When I read the blurb for Dragons at Dawn, I was immediately intrigued. I have read Ms. Sookoo’s book Vegetarian at Midnight, so I have encountered Mona and Braeden before. I was surprised that Braeden would be filling the role of hero in this book since my impressions of him from the previous book were less than favorable. Still, I was more than a little curious about what sort of trouble Mona and Braeden would find themselves in, so I eagerly started reading. Note: though it is helpful to have read Vegetarian at Midnight, Dragons at Dawn can be read on its own.

Mona wanted nothing to do with Braeden. However, she found herself bound to him by a dragon ring that she accidentally put on. At first, Braeden’s only interest in Mona was monetary. Her family has offered a substantial reward for her return, and so he and Mona found themselves tramping through the wilderness of Moussai. On their journey, Mona and Braeden bickered constantly. In the beginning, I found this amusing. Personality clashes in a hero and heroine can make for some interesting chemistry. However, Mona and Braeden fought all the time about absolutely everything. Braeden was even downright mean to Mona. It was a little hard to take after a while. Every time I thought Mona and Braeden would reach some sort of truce, they’d end up fighting again. This made it hard to get into the book at time, and even harder to hope for a happy ending. Despite this issue, I still wanted to know how Mona and Braeden’s story would end.

Mona showed impressive character growth as the story progressed. When I first starting reading, she was a lost soul with nowhere to call home. She typically ran from her problems or let other people solve them for her. By the end of the story, she had matured considerably. When dark forces threaten to take over Moussai, she digs deep and finds strength she never knew she had. I was glad that I’d been able to watch her blossom into a strong, independent woman.

I had a very hard time warming up to Braeden. He came off as selfish, arrogant, and even mean. Yet, every now and then, Ms. Sookoo gave me glances of Braeden’s soul. Though Braeden wrapped himself in a tough exterior, deep down, he really did have a good heart and was more insecure than he ever let on. I was so relieved when Braeden’s shell started to crack.
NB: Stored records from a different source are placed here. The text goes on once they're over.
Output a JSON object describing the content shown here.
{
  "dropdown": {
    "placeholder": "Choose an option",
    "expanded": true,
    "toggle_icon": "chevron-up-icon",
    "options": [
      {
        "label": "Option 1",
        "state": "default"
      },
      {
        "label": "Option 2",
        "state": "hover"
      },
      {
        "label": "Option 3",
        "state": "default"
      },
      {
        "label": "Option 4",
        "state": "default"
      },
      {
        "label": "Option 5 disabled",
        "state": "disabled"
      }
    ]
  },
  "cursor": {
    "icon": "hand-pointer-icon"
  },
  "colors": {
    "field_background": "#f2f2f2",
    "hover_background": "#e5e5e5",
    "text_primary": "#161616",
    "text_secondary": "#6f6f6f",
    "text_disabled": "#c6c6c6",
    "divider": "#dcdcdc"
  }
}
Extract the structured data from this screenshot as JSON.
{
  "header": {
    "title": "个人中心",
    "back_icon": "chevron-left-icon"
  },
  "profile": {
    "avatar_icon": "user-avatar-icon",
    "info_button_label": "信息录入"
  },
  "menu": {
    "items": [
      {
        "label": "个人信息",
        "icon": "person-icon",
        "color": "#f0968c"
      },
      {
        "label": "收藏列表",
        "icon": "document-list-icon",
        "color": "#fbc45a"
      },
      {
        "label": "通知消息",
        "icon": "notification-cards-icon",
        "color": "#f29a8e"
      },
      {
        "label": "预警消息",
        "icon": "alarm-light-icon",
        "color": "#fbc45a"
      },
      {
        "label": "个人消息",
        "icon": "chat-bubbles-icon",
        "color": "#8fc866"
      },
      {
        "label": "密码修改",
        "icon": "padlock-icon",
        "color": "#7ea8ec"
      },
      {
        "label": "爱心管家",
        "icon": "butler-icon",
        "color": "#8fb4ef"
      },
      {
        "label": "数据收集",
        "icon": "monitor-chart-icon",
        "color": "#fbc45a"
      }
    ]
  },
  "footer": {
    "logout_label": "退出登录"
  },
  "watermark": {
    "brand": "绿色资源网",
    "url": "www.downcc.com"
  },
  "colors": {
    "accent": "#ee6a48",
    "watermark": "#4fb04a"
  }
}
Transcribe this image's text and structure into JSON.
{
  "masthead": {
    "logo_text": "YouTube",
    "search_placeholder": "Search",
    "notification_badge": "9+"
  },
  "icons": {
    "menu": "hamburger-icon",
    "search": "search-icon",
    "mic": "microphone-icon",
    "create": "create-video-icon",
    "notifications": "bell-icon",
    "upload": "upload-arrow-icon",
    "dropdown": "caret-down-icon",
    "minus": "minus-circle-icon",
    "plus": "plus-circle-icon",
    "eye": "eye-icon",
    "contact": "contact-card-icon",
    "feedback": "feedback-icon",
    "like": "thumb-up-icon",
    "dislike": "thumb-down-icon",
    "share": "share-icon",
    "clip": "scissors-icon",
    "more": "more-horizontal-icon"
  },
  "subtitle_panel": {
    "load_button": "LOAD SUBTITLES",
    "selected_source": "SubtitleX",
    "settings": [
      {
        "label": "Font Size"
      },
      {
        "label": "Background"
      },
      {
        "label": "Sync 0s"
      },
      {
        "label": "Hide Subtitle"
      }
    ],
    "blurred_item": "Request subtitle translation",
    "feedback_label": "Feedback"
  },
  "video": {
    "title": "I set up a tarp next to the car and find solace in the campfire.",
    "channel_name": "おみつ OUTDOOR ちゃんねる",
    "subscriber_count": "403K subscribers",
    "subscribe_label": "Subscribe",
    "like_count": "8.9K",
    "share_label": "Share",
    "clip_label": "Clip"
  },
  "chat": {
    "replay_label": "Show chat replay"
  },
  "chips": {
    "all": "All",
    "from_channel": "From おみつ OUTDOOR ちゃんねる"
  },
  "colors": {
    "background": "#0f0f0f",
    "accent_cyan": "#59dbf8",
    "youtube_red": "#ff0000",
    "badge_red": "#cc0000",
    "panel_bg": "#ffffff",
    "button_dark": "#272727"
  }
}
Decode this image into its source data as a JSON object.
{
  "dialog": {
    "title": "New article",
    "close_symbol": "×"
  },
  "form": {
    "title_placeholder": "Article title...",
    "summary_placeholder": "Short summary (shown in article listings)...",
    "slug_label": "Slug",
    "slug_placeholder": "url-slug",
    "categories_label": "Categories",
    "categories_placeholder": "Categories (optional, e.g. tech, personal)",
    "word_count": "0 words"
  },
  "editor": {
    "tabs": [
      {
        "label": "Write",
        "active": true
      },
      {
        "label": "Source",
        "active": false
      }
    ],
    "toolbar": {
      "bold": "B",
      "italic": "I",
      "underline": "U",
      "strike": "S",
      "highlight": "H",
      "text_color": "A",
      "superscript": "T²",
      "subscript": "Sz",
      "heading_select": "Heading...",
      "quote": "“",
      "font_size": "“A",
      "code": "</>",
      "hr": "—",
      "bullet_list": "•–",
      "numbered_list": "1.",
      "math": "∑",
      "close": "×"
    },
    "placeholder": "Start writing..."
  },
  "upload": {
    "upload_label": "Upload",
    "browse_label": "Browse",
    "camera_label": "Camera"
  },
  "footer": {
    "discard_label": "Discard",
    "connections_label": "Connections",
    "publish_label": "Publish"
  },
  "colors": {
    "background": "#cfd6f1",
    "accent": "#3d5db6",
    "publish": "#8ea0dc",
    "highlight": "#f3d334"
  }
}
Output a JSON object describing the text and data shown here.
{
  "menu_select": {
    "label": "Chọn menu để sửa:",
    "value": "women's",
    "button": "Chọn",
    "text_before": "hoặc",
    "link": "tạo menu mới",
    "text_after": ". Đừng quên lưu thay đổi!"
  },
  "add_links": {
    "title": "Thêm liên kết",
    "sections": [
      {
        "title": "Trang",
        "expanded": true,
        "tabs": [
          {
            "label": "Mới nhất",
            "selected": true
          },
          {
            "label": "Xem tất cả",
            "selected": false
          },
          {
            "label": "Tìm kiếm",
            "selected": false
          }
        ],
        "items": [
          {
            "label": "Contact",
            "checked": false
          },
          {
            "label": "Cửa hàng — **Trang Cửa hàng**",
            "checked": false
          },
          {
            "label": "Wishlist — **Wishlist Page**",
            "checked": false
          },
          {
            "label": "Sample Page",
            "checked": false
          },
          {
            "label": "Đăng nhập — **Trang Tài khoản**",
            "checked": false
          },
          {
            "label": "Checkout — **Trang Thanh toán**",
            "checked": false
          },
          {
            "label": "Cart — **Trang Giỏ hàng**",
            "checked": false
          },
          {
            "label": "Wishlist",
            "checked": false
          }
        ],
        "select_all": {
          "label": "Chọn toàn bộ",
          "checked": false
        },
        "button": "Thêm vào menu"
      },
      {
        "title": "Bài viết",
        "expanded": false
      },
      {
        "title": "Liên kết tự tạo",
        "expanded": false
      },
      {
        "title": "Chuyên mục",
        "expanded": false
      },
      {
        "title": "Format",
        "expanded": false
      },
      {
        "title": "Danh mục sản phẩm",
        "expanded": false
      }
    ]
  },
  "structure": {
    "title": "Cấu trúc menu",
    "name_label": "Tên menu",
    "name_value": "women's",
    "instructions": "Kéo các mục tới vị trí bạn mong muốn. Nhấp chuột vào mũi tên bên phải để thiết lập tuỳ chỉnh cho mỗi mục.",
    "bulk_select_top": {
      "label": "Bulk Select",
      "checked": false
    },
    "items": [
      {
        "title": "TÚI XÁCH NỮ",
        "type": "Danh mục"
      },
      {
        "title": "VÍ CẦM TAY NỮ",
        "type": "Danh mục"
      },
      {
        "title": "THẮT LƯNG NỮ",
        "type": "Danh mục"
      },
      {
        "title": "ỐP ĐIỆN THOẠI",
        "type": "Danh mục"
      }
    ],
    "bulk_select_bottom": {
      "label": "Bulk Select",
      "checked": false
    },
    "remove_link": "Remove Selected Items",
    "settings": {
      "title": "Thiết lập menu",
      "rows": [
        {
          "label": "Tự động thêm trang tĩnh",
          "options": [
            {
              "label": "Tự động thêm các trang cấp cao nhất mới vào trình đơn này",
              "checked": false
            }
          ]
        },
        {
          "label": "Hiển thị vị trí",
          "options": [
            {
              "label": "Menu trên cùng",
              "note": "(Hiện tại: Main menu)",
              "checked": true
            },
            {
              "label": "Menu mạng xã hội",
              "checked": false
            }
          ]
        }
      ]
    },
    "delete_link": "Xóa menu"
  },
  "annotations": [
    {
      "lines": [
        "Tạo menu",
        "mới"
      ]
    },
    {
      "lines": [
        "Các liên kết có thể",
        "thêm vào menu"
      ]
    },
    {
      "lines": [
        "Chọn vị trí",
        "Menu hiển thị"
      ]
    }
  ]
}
Though Braeden kept insisting that he wasn’t a hero, I had the feeling he just might surprise everyone, even himself.

I enjoyed reading Dragons at Dawn. Although Mona and Braden travel a rocky road, their happy ending made it all worthwhile. Anyone looking for a paranormal romance with a feisty couple should give Dragons at Dawn a try.